Is this sufficient assurance for those concerned about the cemetery? Is this a wise decision, when it appears - based on the aspirational language in yesterday's statement - there is still no firm agreement on which stakeholders and experts will have equal standing in the cemetery research process (one speaker at the protest was proposing citizen involvement, and the importance of the church and their allies having the same access to information uncovered in the discovery process as the developer)? And does still going forward with the sketch plan address a key grievance of protesters - the perception that the process seems to favor speeding the developer toward profit, before getting answers to 50-year-old questions about what happened to this cemetery during the construction of Westwood Tower?
At press time, there are still two protests scheduled: tomorrow from 2:00-4:00 PM in front of the planning department headquarters in Silver Spring, and this coming Sunday at 1:30 PM again in front of the Macedonia Baptist Church at 5119 River Road. It will be up to leaders of the protests to make the call as to whether this latest revision is enough to placate their concerns.
Here's something I don't understand: The planning department Q&A just posted describes a sketch plan's parameters thusly:
So, if you yank out the HOC/Westwood Tower portion, how can you proceed on the sketch plan? It would not contain one of the major "basic concepts for development" of the Equity One property, namely several large new structures. How can the plan be approved, if commissioners fully ignore the "locations of public uses and their relationship to existing and proposed properties?" How can we know the "relationship" of the new construction on the HOC site, if it's not being approved with the rest of the plan?
The proposed public road through the HOC/Westwood Tower site is indeed a major part of the overall "circulation patterns" of the larger Equity One proposal, as well as a public benefit. With a very large portion of the overall affordable housing component being planned for the HOC site, how can commissioners evaluate the total "incentive densities requested?"
How will we know the "phasing" of the development when one major piece is not under consideration?
What if graves are located all around where the HOC plans to construct a new building? If the expected affordable housing there can't be delivered as a result, how will that throw off the rest of the plan and its promised benefits?
Finally, the major concerns about the cemetery and the Willett Branch stream buffer encroachment on the HOC/Westwood Tower site indeed will have tremendous impact on "the public benefits proposed," namely the park that would both protect the stream and commemorate the "lost" black community and cemetery.
I am not a land use attorney. Is there any leverage that will be lost going forward under this revised sketch plan? I am not qualified to answer that question. I can say that the more I research Maryland law regarding cemeteries in this type of situation, the more concerned I become about what may end up happening here.
There's also some fact-checking to be done on the Q&A about the cemetery released by the planning department.
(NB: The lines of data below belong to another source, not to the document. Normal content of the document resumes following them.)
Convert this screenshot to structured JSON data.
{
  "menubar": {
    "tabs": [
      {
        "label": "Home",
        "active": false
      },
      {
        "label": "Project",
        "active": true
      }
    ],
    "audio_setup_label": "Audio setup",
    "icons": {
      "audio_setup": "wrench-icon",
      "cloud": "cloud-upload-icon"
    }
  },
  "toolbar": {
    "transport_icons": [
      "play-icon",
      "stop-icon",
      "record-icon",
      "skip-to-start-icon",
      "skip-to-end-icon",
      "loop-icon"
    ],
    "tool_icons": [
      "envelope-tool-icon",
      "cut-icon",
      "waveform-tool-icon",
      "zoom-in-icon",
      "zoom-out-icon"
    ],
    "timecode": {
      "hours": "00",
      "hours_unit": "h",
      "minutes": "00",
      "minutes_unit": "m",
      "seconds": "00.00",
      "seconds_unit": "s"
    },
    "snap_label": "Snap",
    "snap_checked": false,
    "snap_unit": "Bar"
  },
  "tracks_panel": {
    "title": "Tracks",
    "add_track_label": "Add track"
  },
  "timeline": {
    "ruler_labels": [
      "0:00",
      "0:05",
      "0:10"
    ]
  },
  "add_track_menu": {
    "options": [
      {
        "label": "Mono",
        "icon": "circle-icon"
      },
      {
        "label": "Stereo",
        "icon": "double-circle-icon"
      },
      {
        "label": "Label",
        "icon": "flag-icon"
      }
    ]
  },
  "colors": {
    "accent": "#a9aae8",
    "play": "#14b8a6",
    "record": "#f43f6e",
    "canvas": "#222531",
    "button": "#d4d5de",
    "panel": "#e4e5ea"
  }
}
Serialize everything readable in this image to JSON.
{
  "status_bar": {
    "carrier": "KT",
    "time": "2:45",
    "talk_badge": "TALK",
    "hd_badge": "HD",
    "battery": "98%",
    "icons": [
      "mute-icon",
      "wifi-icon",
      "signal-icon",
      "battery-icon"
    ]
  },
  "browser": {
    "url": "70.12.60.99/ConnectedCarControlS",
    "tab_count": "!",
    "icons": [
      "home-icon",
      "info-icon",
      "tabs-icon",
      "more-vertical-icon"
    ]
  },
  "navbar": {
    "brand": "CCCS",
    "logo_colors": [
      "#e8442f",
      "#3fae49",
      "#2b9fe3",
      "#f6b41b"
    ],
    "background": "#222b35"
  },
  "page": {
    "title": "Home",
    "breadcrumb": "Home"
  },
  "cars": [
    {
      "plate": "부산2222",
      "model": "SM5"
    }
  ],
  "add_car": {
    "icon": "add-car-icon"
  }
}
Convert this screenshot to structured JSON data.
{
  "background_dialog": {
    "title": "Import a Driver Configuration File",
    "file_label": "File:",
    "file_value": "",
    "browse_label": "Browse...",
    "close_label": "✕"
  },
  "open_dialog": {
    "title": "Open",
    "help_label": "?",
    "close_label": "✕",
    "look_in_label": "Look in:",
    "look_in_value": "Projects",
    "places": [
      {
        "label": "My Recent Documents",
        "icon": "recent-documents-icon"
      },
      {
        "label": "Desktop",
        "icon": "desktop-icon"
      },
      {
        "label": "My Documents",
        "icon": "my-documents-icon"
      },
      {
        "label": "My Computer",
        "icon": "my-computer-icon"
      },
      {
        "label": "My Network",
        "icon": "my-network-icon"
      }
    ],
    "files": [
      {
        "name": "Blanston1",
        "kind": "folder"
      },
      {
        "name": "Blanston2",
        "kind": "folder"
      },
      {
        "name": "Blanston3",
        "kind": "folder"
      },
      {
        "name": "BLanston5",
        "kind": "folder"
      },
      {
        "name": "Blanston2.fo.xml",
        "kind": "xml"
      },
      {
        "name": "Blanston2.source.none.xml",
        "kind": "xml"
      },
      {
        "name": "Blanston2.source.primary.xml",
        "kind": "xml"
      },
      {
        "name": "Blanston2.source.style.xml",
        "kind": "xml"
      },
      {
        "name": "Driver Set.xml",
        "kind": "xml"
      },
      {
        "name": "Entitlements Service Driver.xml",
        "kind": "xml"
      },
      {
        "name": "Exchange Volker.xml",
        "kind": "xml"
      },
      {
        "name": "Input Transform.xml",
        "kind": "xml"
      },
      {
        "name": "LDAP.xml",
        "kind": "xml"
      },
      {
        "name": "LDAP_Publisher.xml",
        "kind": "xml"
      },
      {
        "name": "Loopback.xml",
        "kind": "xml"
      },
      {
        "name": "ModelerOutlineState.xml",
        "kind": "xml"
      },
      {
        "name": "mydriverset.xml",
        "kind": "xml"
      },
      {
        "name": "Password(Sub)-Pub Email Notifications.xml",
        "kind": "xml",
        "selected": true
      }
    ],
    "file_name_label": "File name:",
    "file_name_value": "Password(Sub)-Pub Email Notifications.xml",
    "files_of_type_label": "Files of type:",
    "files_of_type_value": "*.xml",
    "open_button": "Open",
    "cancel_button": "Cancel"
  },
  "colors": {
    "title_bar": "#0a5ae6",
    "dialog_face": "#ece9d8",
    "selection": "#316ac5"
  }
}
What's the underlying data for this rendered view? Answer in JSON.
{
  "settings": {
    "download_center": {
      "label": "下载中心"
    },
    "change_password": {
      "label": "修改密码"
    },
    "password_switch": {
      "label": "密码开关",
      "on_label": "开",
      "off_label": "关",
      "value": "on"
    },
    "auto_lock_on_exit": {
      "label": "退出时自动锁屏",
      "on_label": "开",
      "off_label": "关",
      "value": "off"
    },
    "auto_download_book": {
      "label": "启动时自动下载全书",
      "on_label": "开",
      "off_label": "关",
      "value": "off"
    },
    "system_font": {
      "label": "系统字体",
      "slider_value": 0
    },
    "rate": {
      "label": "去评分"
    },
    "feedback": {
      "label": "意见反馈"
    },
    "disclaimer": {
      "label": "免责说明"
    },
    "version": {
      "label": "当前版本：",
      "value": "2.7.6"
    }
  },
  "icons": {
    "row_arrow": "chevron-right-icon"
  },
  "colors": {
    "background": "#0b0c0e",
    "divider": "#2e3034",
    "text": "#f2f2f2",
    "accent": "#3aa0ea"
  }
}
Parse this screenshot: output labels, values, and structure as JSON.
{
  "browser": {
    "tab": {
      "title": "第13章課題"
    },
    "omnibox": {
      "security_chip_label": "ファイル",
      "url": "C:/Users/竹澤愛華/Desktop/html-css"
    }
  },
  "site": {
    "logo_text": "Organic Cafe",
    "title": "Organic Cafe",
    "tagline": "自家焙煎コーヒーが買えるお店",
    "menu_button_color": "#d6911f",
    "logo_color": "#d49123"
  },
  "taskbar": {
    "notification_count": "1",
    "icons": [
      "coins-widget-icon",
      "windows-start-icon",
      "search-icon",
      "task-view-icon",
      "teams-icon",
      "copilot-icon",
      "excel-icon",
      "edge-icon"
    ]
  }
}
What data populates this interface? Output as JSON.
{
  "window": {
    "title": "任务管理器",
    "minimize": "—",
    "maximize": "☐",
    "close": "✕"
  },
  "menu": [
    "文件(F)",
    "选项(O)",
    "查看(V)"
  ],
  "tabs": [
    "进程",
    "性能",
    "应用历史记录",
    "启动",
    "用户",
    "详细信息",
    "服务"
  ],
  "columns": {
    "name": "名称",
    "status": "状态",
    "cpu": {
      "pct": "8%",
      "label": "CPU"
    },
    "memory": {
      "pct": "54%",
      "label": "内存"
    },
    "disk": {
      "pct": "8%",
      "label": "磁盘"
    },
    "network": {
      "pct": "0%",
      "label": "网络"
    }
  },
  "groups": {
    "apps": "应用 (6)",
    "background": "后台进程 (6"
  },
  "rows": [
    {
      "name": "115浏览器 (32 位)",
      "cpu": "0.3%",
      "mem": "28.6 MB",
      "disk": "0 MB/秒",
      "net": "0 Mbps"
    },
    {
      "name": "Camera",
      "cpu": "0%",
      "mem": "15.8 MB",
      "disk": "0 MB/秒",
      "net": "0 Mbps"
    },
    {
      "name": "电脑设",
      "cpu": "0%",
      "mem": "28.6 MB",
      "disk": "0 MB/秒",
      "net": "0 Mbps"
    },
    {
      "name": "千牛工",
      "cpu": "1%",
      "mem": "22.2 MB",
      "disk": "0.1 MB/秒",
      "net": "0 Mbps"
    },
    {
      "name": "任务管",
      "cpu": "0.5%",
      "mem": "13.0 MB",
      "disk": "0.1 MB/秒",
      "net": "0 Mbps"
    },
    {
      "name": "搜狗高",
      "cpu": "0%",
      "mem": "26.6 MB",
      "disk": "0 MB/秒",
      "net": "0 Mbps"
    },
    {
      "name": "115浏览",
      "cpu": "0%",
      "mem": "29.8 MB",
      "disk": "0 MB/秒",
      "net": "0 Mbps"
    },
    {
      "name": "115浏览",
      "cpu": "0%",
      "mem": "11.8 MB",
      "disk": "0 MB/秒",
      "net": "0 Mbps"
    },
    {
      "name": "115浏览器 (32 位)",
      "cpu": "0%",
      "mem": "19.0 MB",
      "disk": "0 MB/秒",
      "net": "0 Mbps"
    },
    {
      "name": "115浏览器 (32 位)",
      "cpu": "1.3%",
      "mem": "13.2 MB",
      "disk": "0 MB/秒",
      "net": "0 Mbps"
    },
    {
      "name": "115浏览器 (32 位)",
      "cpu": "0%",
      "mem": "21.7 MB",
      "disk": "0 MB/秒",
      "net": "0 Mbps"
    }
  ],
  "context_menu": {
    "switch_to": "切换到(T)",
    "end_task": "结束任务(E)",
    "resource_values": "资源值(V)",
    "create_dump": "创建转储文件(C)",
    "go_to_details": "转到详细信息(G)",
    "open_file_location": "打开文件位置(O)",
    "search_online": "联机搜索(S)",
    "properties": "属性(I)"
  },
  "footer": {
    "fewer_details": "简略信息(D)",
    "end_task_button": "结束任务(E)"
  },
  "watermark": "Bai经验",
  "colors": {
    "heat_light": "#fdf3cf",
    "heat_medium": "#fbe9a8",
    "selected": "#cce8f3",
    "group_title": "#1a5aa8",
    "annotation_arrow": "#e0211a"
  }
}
1. "In 2014, Planning Department staff identified a possible cemetery located behind the Housing Opportunities Commission/Westwood Towers apartment building and near the Willett Branch stream. During the planning process for Westbard, Planning Department preservation staff researched the local history and discovered the possible presence of an historic African-American burial site within the Westbard Sector Plan area."
False. I first informed the Planning Board of the existence of an African-American community along River Road in 2011, during the hearings on the Little Falls Place development. One of the issues was the almost-certainty that there would had to have been a cemetery somewhere in the vicinity. In 2014, it was a gentleman from one of the businesses who attended the "sunrise session" for business stakeholders who identified the location of the cemetery - not "Planning Department preservation staff." He was the source who had detailed information on, according to his account, the desecration of the cemetery by construction workers building Westwood Tower in the late 1960s. Finally, the cemetery is also alongside Westwood Tower, not just behind it, and was apparently within the footprint of Westwood Tower itself.
If you go back to the 2011 hearings, you will hear the board's historical preservation expert giggle at my assertions about the black community. He then ntold the board that he rarely comes before them to say this, but that there is absolutely nothing historical whatsoever about the industrial area of River Road where the Betco property was under consideration for redevelopment as Little Falls Place. In 2014, the initial "history" released at the beginning of the sector plan process mentioned nothing about the black community at all. It was added after I criticized the omission, and other inaccuracies, on this website.
2. "[C]urrently, there is no evidence of whether burial sites still exist in this location."
False. The oral history account clearly gives us strong evidence there were burial sites. His account of the cemetery's location mirrors that of Harvey Matthews, a resident of the "lost" black community who pointed out its location to marchers on Sunday.